═════ Records to use ═════

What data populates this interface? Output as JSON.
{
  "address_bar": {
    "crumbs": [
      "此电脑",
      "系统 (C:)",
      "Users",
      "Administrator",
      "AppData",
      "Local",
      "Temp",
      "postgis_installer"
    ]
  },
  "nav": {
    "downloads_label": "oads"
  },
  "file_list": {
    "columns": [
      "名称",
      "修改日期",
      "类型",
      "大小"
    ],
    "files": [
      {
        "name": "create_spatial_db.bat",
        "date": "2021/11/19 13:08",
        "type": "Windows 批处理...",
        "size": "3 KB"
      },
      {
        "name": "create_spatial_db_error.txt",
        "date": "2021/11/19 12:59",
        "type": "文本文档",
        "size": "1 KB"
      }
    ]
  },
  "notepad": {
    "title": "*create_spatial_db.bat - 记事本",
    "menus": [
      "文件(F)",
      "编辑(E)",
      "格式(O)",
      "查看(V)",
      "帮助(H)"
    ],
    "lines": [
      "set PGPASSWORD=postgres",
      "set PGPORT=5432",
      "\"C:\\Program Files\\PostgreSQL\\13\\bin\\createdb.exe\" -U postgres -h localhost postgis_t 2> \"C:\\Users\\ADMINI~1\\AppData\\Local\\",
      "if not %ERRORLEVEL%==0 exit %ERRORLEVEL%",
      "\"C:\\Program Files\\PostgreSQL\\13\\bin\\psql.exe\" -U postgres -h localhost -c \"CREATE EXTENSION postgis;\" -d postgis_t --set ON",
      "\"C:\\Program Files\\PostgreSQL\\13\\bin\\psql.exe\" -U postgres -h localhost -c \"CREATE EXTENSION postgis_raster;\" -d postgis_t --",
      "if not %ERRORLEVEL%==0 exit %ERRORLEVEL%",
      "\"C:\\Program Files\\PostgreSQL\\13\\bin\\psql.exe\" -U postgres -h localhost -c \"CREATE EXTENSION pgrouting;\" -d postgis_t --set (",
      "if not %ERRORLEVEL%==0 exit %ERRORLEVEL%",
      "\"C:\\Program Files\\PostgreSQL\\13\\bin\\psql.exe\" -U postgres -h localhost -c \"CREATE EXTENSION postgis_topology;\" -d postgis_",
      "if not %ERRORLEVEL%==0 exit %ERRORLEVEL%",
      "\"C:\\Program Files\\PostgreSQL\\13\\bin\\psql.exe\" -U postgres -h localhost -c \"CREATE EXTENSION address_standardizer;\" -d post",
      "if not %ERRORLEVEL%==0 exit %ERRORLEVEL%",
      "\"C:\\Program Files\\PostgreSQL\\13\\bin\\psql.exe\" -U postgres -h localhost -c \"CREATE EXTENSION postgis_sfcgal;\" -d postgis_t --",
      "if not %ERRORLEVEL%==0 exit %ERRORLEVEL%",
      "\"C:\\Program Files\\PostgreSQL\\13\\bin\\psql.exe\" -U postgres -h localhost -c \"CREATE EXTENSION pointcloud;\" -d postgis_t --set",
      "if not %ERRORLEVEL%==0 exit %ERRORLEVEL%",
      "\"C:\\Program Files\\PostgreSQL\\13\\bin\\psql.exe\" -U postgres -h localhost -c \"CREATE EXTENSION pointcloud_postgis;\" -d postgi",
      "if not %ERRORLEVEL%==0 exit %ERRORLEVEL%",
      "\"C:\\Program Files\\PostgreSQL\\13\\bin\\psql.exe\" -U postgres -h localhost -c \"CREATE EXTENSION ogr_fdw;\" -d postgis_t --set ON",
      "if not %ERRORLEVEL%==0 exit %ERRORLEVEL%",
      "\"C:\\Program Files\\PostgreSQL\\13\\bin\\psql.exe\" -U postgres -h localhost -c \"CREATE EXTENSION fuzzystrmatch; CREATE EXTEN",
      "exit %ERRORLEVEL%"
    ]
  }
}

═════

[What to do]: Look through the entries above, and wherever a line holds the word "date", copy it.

[Answer section]:
        "date": "2021/11/19 13:08",
        "date": "2021/11/19 12:59",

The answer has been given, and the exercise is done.